Print each of the entries exactly, leaving nothing out.

Stored dataset items
======

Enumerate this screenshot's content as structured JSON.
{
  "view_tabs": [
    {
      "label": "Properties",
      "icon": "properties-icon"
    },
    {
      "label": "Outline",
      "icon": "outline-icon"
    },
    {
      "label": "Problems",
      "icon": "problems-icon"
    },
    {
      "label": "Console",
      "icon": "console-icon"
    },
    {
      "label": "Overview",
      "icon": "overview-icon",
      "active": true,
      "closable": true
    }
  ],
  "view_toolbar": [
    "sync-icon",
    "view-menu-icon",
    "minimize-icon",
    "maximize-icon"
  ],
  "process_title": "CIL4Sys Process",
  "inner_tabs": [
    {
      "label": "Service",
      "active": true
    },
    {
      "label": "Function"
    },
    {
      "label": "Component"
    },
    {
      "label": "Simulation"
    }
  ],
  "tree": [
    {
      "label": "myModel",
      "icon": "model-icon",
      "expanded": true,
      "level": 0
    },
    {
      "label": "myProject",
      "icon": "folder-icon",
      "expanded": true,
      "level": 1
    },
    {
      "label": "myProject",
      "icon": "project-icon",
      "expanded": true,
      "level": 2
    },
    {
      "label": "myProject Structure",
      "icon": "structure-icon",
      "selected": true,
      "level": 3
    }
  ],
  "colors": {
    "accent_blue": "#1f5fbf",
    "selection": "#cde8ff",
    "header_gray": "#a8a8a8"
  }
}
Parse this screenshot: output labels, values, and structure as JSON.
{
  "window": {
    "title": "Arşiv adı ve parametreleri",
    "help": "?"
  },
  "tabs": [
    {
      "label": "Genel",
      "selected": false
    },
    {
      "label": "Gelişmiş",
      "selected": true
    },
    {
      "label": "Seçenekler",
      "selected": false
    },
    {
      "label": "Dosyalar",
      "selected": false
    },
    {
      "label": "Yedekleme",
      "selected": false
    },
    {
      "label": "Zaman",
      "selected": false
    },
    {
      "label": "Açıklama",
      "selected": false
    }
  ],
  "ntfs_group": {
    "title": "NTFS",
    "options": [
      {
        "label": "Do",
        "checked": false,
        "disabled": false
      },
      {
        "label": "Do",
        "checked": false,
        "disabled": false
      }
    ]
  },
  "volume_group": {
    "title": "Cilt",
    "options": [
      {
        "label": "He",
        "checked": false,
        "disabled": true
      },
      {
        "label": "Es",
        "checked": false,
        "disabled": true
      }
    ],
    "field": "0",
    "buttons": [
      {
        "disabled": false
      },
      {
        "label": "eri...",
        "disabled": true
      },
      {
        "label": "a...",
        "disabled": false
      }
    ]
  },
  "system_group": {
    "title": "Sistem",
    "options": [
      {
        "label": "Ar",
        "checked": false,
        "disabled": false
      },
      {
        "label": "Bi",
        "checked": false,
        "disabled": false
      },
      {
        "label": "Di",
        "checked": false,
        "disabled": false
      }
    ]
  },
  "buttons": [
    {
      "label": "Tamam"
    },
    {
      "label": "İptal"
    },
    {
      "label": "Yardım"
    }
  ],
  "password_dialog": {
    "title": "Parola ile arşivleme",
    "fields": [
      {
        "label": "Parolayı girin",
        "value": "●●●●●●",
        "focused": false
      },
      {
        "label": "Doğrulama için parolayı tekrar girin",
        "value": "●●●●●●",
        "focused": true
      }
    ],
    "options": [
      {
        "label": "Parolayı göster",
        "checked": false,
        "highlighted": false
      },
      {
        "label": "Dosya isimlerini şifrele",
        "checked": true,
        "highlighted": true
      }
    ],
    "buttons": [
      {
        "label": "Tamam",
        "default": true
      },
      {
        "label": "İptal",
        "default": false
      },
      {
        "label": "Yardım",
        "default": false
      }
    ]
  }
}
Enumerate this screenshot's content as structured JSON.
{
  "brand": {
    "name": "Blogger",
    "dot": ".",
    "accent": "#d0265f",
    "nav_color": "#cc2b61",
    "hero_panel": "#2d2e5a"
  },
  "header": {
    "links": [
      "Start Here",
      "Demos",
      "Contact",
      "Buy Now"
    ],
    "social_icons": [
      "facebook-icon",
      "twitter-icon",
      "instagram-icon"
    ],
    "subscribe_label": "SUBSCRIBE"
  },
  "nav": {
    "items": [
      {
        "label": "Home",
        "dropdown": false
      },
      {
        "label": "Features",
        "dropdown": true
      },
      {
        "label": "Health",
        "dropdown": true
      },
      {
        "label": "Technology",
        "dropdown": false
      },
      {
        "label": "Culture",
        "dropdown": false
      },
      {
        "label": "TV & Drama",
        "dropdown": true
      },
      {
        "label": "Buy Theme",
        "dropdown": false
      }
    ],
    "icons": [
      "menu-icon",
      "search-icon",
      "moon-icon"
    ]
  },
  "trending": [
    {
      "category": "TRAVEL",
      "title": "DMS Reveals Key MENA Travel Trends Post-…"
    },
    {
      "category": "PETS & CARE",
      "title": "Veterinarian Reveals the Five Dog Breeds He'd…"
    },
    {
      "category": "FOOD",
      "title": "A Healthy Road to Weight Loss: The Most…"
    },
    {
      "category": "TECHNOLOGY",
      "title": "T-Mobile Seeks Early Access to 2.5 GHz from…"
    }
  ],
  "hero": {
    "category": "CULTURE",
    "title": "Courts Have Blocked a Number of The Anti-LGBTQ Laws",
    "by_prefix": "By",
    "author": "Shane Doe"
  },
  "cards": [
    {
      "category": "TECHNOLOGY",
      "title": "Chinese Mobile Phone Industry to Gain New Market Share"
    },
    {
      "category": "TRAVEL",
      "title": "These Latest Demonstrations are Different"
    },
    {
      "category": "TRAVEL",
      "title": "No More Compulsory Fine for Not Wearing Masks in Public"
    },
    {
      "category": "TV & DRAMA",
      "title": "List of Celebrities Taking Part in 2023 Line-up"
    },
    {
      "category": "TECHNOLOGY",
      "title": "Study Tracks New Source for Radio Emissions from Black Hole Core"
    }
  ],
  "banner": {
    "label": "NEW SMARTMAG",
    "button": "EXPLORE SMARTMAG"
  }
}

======

=== Exercise output ===
Enumerate this screenshot's content as structured JSON.
{
  "view_tabs": [
    {
      "label": "Properties",
      "icon": "properties-icon"
    },
    {
      "label": "Outline",
      "icon": "outline-icon"
    },
    {
      "label": "Problems",
      "icon": "problems-icon"
    },
    {
      "label": "Console",
      "icon": "console-icon"
    },
    {
      "label": "Overview",
      "icon": "overview-icon",
      "active": true,
      "closable": true
    }
  ],
  "view_toolbar": [
    "sync-icon",
    "view-menu-icon",
    "minimize-icon",
    "maximize-icon"
  ],
  "process_title": "CIL4Sys Process",
  "inner_tabs": [
    {
      "label": "Service",
      "active": true
    },
    {
      "label": "Function"
    },
    {
      "label": "Component"
    },
    {
      "label": "Simulation"
    }
  ],
  "tree": [
    {
      "label": "myModel",
      "icon": "model-icon",
      "expanded": true,
      "level": 0
    },
    {
      "label": "myProject",
      "icon": "folder-icon",
      "expanded": true,
      "level": 1
    },
    {
      "label": "myProject",
      "icon": "project-icon",
      "expanded": true,
      "level": 2
    },
    {
      "label": "myProject Structure",
      "icon": "structure-icon",
      "selected": true,
      "level": 3
    }
  ],
  "colors": {
    "accent_blue": "#1f5fbf",
    "selection": "#cde8ff",
    "header_gray": "#a8a8a8"
  }
}
Parse this screenshot: output labels, values, and structure as JSON.
{
  "window": {
    "title": "Arşiv adı ve parametreleri",
    "help": "?"
  },
  "tabs": [
    {
      "label": "Genel",
      "selected": false
    },
    {
      "label": "Gelişmiş",
      "selected": true
    },
    {
      "label": "Seçenekler",
      "selected": false
    },
    {
      "label": "Dosyalar",
      "selected": false
    },
    {
      "label": "Yedekleme",
      "selected": false
    },
    {
      "label": "Zaman",
      "selected": false
    },
    {
      "label": "Açıklama",
      "selected": false
    }
  ],
  "ntfs_group": {
    "title": "NTFS",
    "options": [
      {
        "label": "Do",
        "checked": false,
        "disabled": false
      },
      {
        "label": "Do",
        "checked": false,
        "disabled": false
      }
    ]
  },
  "volume_group": {
    "title": "Cilt",
    "options": [
      {
        "label": "He",
        "checked": false,
        "disabled": true
      },
      {
        "label": "Es",
        "checked": false,
        "disabled": true
      }
    ],
    "field": "0",
    "buttons": [
      {
        "disabled": false
      },
      {
        "label": "eri...",
        "disabled": true
      },
      {
        "label": "a...",
        "disabled": false
      }
    ]
  },
  "system_group": {
    "title": "Sistem",
    "options": [
      {
        "label": "Ar",
        "checked": false,
        "disabled": false
      },
      {
        "label": "Bi",
        "checked": false,
        "disabled": false
      },
      {
        "label": "Di",
        "checked": false,
        "disabled": false
      }
    ]
  },
  "buttons": [
    {
      "label": "Tamam"
    },
    {
      "label": "İptal"
    },
    {
      "label": "Yardım"
    }
  ],
  "password_dialog": {
    "title": "Parola ile arşivleme",
    "fields": [
      {
        "label": "Parolayı girin",
        "value": "●●●●●●",
        "focused": false
      },
      {
        "label": "Doğrulama için parolayı tekrar girin",
        "value": "●●●●●●",
        "focused": true
      }
    ],
    "options": [
      {
        "label": "Parolayı göster",
        "checked": false,
        "highlighted": false
      },
      {
        "label": "Dosya isimlerini şifrele",
        "checked": true,
        "highlighted": true
      }
    ],
    "buttons": [
      {
        "label": "Tamam",
        "default": true
      },
      {
        "label": "İptal",
        "default": false
      },
      {
        "label": "Yardım",
        "default": false
      }
    ]
  }
}
Enumerate this screenshot's content as structured JSON.
{
  "brand": {
    "name": "Blogger",
    "dot": ".",
    "accent": "#d0265f",
    "nav_color": "#cc2b61",
    "hero_panel": "#2d2e5a"
  },
  "header": {
    "links": [
      "Start Here",
      "Demos",
      "Contact",
      "Buy Now"
    ],
    "social_icons": [
      "facebook-icon",
      "twitter-icon",
      "instagram-icon"
    ],
    "subscribe_label": "SUBSCRIBE"
  },
  "nav": {
    "items": [
      {
        "label": "Home",
        "dropdown": false
      },
      {
        "label": "Features",
        "dropdown": true
      },
      {
        "label": "Health",
        "dropdown": true
      },
      {
        "label": "Technology",
        "dropdown": false
      },
      {
        "label": "Culture",
        "dropdown": false
      },
      {
        "label": "TV & Drama",
        "dropdown": true
      },
      {
        "label": "Buy Theme",
        "dropdown": false
      }
    ],
    "icons": [
      "menu-icon",
      "search-icon",
      "moon-icon"
    ]
  },
  "trending": [
    {
      "category": "TRAVEL",
      "title": "DMS Reveals Key MENA Travel Trends Post-…"
    },
    {
      "category": "PETS & CARE",
      "title": "Veterinarian Reveals the Five Dog Breeds He'd…"
    },
    {
      "category": "FOOD",
      "title": "A Healthy Road to Weight Loss: The Most…"
    },
    {
      "category": "TECHNOLOGY",
      "title": "T-Mobile Seeks Early Access to 2.5 GHz from…"
    }
  ],
  "hero": {
    "category": "CULTURE",
    "title": "Courts Have Blocked a Number of The Anti-LGBTQ Laws",
    "by_prefix": "By",
    "author": "Shane Doe"
  },
  "cards": [
    {
      "category": "TECHNOLOGY",
      "title": "Chinese Mobile Phone Industry to Gain New Market Share"
    },
    {
      "category": "TRAVEL",
      "title": "These Latest Demonstrations are Different"
    },
    {
      "category": "TRAVEL",
      "title": "No More Compulsory Fine for Not Wearing Masks in Public"
    },
    {
      "category": "TV & DRAMA",
      "title": "List of Celebrities Taking Part in 2023 Line-up"
    },
    {
      "category": "TECHNOLOGY",
      "title": "Study Tracks New Source for Radio Emissions from Black Hole Core"
    }
  ],
  "banner": {
    "label": "NEW SMARTMAG",
    "button": "EXPLORE SMARTMAG"
  }
}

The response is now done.